----- Entries supplied

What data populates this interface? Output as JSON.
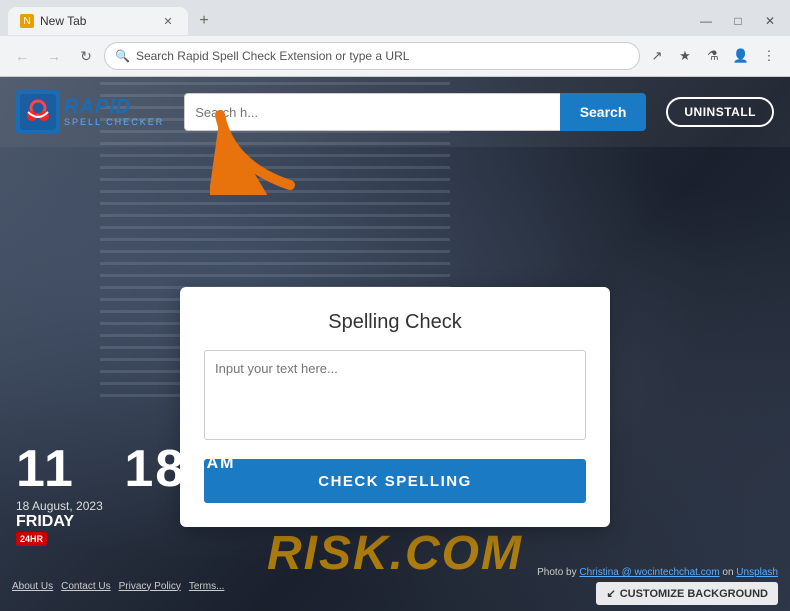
{
  "browser": {
    "tab_title": "New Tab",
    "address_text": "Search Rapid Spell Check Extension or type a URL",
    "new_tab_icon": "+",
    "back_disabled": true,
    "forward_disabled": true
  },
  "header": {
    "logo_rapid": "RAPID",
    "logo_sub": "SPELL CHECKER",
    "search_placeholder": "Search h...",
    "search_button": "Search",
    "uninstall_button": "UNINSTALL"
  },
  "card": {
    "title": "Spelling Check",
    "textarea_placeholder": "Input your text here...",
    "check_button": "CHECK SPELLING"
  },
  "time": {
    "hours": "11",
    "minutes": "18",
    "ampm": "AM",
    "date": "18 August, 2023",
    "day": "FRIDAY"
  },
  "bottom": {
    "timer": "24HR",
    "links": [
      "About Us",
      "Contact Us",
      "Privacy Policy",
      "Terms..."
    ],
    "photo_credit_prefix": "Photo by ",
    "photo_credit_author": "Christina @ wocintechchat.com",
    "photo_credit_suffix": " on ",
    "photo_credit_platform": "Unsplash",
    "customize_icon": "↙",
    "customize_button": "CUSTOMIZE BACKGROUND"
  },
  "watermark": "RISK.COM"
}
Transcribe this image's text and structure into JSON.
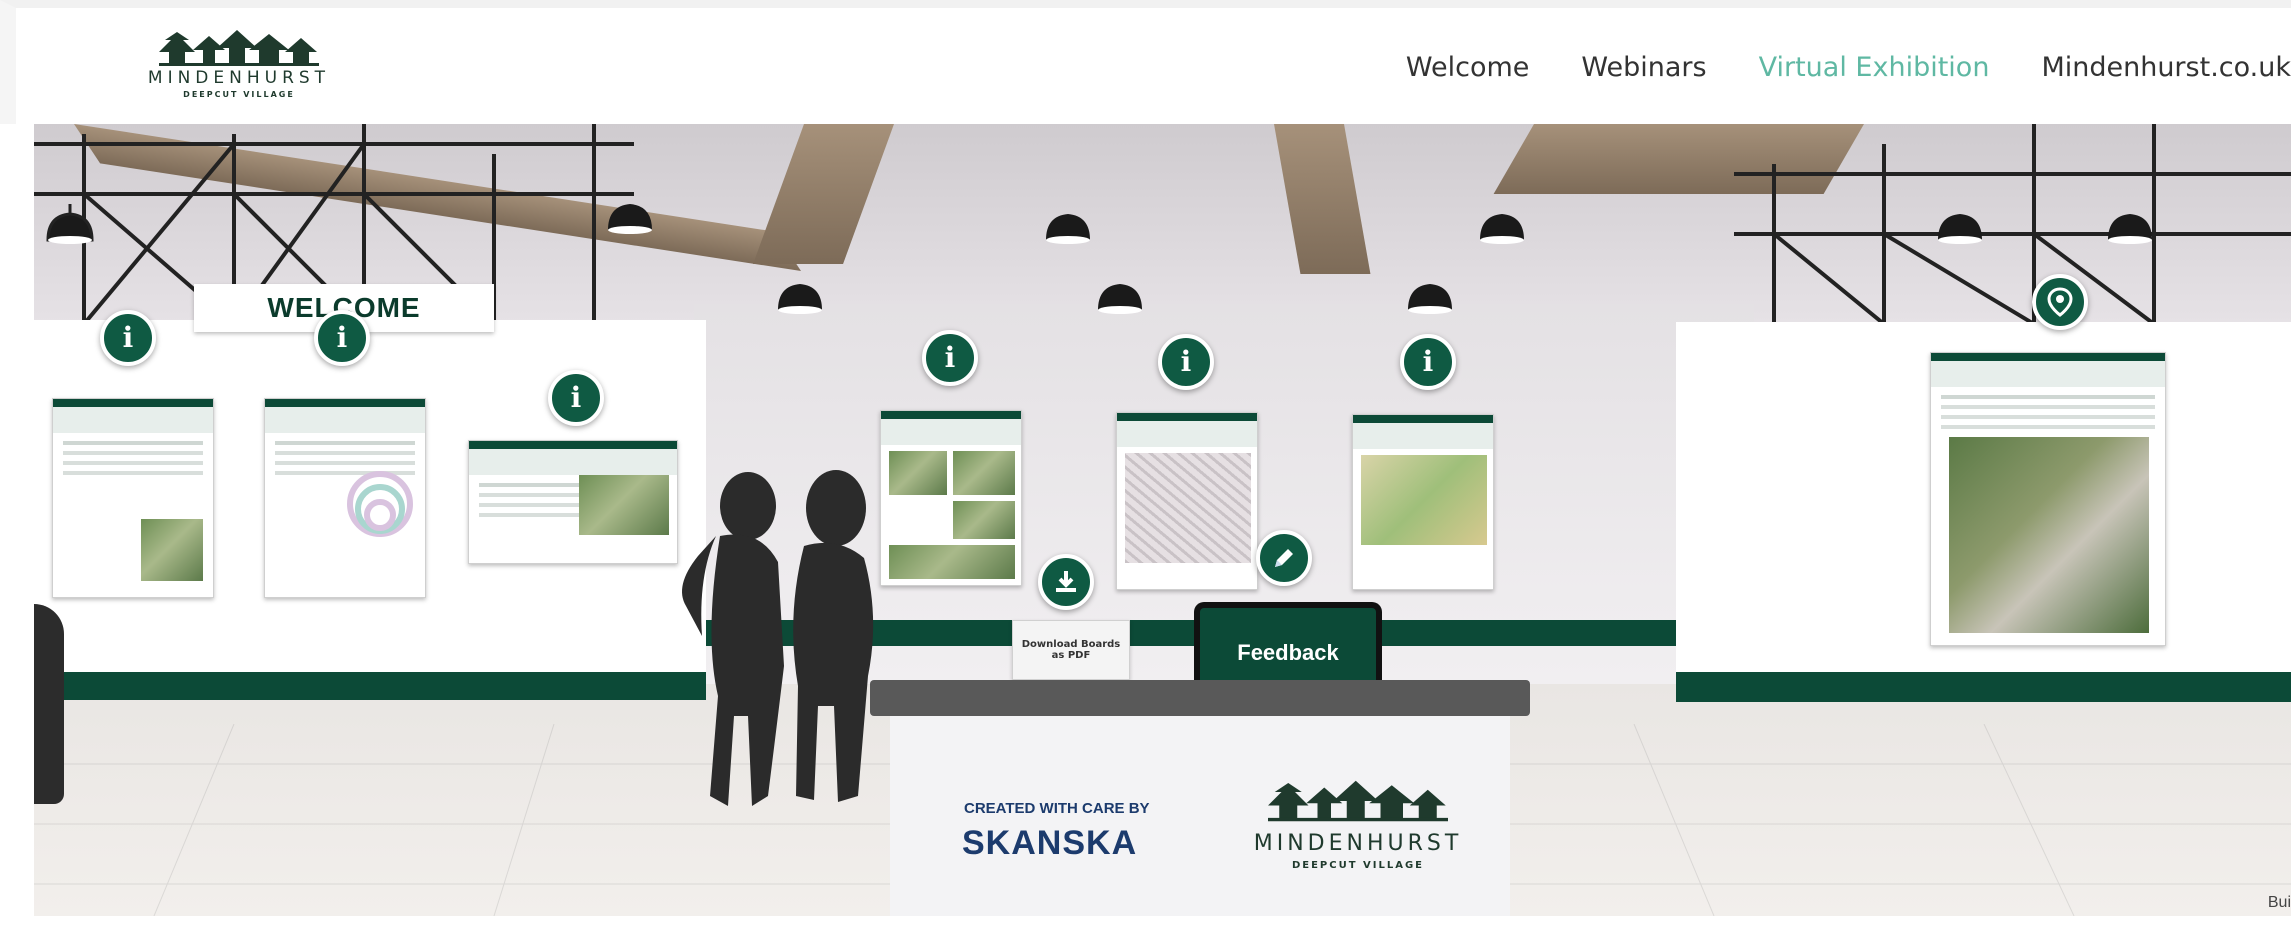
{
  "header": {
    "logo": {
      "name": "MINDENHURST",
      "tagline": "DEEPCUT VILLAGE"
    },
    "nav": [
      {
        "label": "Welcome",
        "active": false
      },
      {
        "label": "Webinars",
        "active": false
      },
      {
        "label": "Virtual Exhibition",
        "active": true
      },
      {
        "label": "Mindenhurst.co.uk",
        "active": false
      }
    ],
    "colors": {
      "nav_active": "#5fb8a3",
      "nav_text": "#333333",
      "brand_green": "#0c4a37"
    }
  },
  "scene": {
    "welcome_sign": "WELCOME",
    "hotspots": {
      "info_icon": "info-icon",
      "location_icon": "map-pin-icon",
      "download_icon": "download-icon",
      "edit_icon": "pencil-icon"
    },
    "download_label": "Download Boards as PDF",
    "feedback_label": "Feedback",
    "desk": {
      "created_by": "CREATED WITH CARE BY",
      "sponsor": "SKANSKA",
      "logo_name": "MINDENHURST",
      "logo_tagline": "DEEPCUT VILLAGE"
    },
    "footer_partial": "Bui"
  }
}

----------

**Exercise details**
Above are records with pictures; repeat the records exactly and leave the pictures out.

**Answer for the task**
What data populates this interface? Output as JSON.
{
  "browser": {
    "tab_title": "New Tab",
    "address_text": "Search Rapid Spell Check Extension or type a URL",
    "new_tab_icon": "+",
    "back_disabled": true,
    "forward_disabled": true
  },
  "header": {
    "logo_rapid": "RAPID",
    "logo_sub": "SPELL CHECKER",
    "search_placeholder": "Search h...",
    "search_button": "Search",
    "uninstall_button": "UNINSTALL"
  },
  "card": {
    "title": "Spelling Check",
    "textarea_placeholder": "Input your text here...",
    "check_button": "CHECK SPELLING"
  },
  "time": {
    "hours": "11",
    "minutes": "18",
    "ampm": "AM",
    "date": "18 August, 2023",
    "day": "FRIDAY"
  },
  "bottom": {
    "timer": "24HR",
    "links": [
      "About Us",
      "Contact Us",
      "Privacy Policy",
      "Terms..."
    ],
    "photo_credit_prefix": "Photo by ",
    "photo_credit_author": "Christina @ wocintechchat.com",
    "photo_credit_suffix": " on ",
    "photo_credit_platform": "Unsplash",
    "customize_icon": "↙",
    "customize_button": "CUSTOMIZE BACKGROUND"
  },
  "watermark": "RISK.COM"
}
Transcribe this image's text and structure into JSON.
{
  "header": {
    "logo": {
      "name": "MINDENHURST",
      "tagline": "DEEPCUT VILLAGE"
    },
    "nav": [
      {
        "label": "Welcome",
        "active": false
      },
      {
        "label": "Webinars",
        "active": false
      },
      {
        "label": "Virtual Exhibition",
        "active": true
      },
      {
        "label": "Mindenhurst.co.uk",
        "active": false
      }
    ],
    "colors": {
      "nav_active": "#5fb8a3",
      "nav_text": "#333333",
      "brand_green": "#0c4a37"
    }
  },
  "scene": {
    "welcome_sign": "WELCOME",
    "hotspots": {
      "info_icon": "info-icon",
      "location_icon": "map-pin-icon",
      "download_icon": "download-icon",
      "edit_icon": "pencil-icon"
    },
    "download_label": "Download Boards as PDF",
    "feedback_label": "Feedback",
    "desk": {
      "created_by": "CREATED WITH CARE BY",
      "sponsor": "SKANSKA",
      "logo_name": "MINDENHURST",
      "logo_tagline": "DEEPCUT VILLAGE"
    },
    "footer_partial": "Bui"
  }
}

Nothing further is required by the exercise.